A Florida jury on Wednesday ordered a 7-year-old girl who suffered second-degree burns after a Chicken McNugget fell on her thigh to award $800,000 in damages for causing pain and emotional distress.
The burns occurred in 2019 when she was four when she visited McDonald’s, and the lawsuit is a high-profile and successful lawsuit against a fast food chain by a woman who was burned by hot coffee more than 30 years ago. to be compared.
A Broward County jury ordered girl Olivia Caravallo to pay damages for pain, suffering and other emotional distress, according to court documents. She was sentenced to pay $400,000 for the pain she endured and another $400,000 for future suffering from her injury. The family’s lawyers were demanding $15 million.
The lawsuit, filed in state court by Olivia’s parents, Filana Holmes and Humberto Caraballo Estevez, against McDonald’s and Upchurch Foods, a franchise company in Tamarac, Fla., was filed in May. Another jury found both companies liable for failing to provide reasonable evidence. For example, there are instructions and warnings on the packaging about the injury hazards that can be caused by eating Chicken McNuggets with chicken whites.

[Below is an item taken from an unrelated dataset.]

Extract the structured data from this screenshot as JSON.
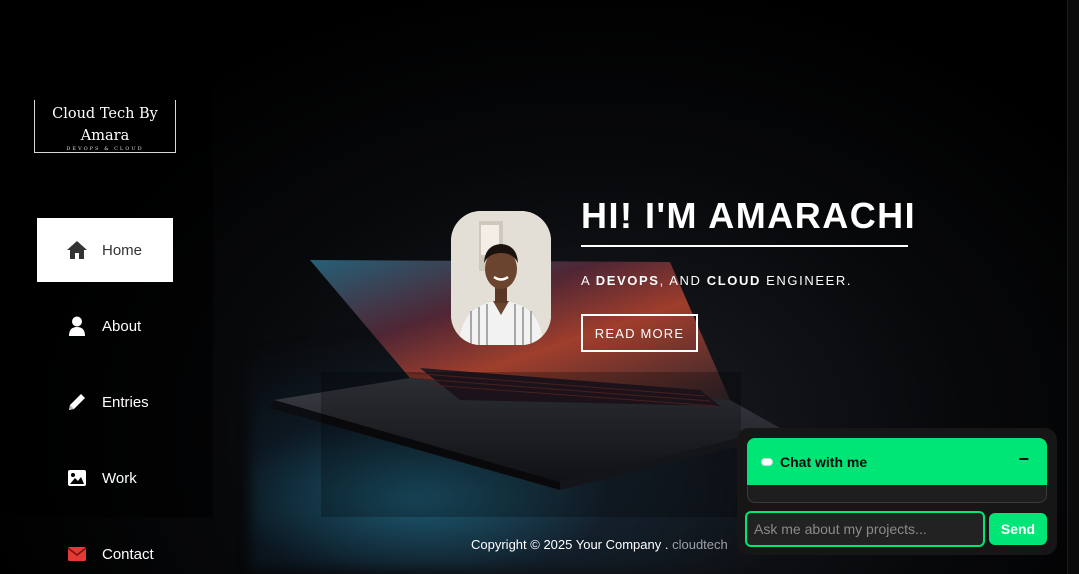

As of Thursday, it was not clear whether lawyers for McDonald’s and Upchurch Foods would appeal the decision. Lawyers for McDonald’s declined to comment. Lawyers for Upchurch Foods did not respond to multiple requests for comment. Florida law allows 15 days to seek retrial and 30 days to appeal.
The family’s lead attorney, Jordan LeDavid, said the jury’s decision amounted to “full justice” for Olivia.
“Defendants have argued for years that we have no lawsuit and no liability,” LeDavid said. He added that the damages awarded far exceeded the $156,000 McDonald’s lawyers had proposed to the jury in his closing remarks.
In August 2019, Holmes ordered a six-piece Happy Meal of Chicken McNuggets for Olivia at a McDonald’s drive-thru in Tamarack, a city northwest of Fort Martin. Lauderdale, Florida. After handing the nugget to her daughter in the back seat, part of it fell onto Olivia’s lap, leaving a “deformation and scar” on her thigh, according to the first lawsuit.
Holmes said in a phone interview Thursday that she was “satisfied with the verdict” and glad the jury considered her daughter’s distress.
“I just wanted to hear Olivia’s voice,” Holmes said.
The court will oversee the disbursement of funds awarded to the child, possibly through a court-appointed guardian who will propose how the funds will be distributed, Ledavid said. He added that the funds would likely remain in an investment account until Olivia reached adulthood.
The lawsuit was compared to a high-profile lawsuit, also involving McDonald’s, by a woman who was burned by fast-food coffee. In 1992, 79-year-old Stella Liebeck spilled her morning beer on her lap at a McDonald’s drive-thru in Albuquerque and suffered severe burns.
Liebeck’s lawsuit was initially awarded $2.9 million in damages. Ryan Caro, a tort law professor at the University of Washington School of Law, said the McDonald’s case had become synonymous with litigation overreach.
Professor Caro said the hot coffee lawsuit was comparable to a typical tort law lawsuit, as court proceedings revealed that the company had typically served its coffee at 180 to 190 degrees, making public debate less likely. said there were more benefits than allowed. Plaintiffs were held partially responsible by the jury, but still had some success in changing the sprawling giant’s practices, he said. A judge then reduced Riebeck’s award to about $640,000, adding that he found that to be a more commensurate figure.
LeDavid acknowledged that the two McDonald’s incidents appeared similar at first glance, including burns to customers, burns and large payments from McDonald’s. But things were different, he said. Critics of Mr. Liebeck said Mr. Liebeck should have known the coffee was hot. But it was hard to find fault with Olivia, a 4-year-old girl who couldn’t anticipate how spicy the Chicken McNuggets would be.
“This is not the infamous hot coffee case.
Since the 1992 incident, McDonald’s and many other coffee shops have resorted to large labels on their products with more direct warnings.
McDonald’s currently does not provide warning labels when it comes to Chicken McNuggets.
Holmes hopes so. “Hopefully, McDonald’s will change their Happy Meal boxes now to add labels or warnings to indicate that the food inside came from the fryer.”